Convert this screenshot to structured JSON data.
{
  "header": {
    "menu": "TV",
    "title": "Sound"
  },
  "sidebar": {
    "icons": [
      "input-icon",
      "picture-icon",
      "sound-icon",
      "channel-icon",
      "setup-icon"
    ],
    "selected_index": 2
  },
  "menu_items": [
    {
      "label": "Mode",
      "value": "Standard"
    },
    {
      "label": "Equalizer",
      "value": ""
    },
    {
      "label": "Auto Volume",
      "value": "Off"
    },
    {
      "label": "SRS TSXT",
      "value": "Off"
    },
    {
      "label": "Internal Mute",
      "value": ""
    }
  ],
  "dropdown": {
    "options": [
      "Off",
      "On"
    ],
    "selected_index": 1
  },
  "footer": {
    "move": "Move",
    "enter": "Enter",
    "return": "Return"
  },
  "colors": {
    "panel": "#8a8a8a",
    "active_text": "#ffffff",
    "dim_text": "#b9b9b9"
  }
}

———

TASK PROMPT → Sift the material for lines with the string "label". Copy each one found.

OUTPUT OF THE TASK →
      "label": "Mode",
      "label": "Equalizer",
      "label": "Auto Volume",
      "label": "SRS TSXT",
      "label": "Internal Mute",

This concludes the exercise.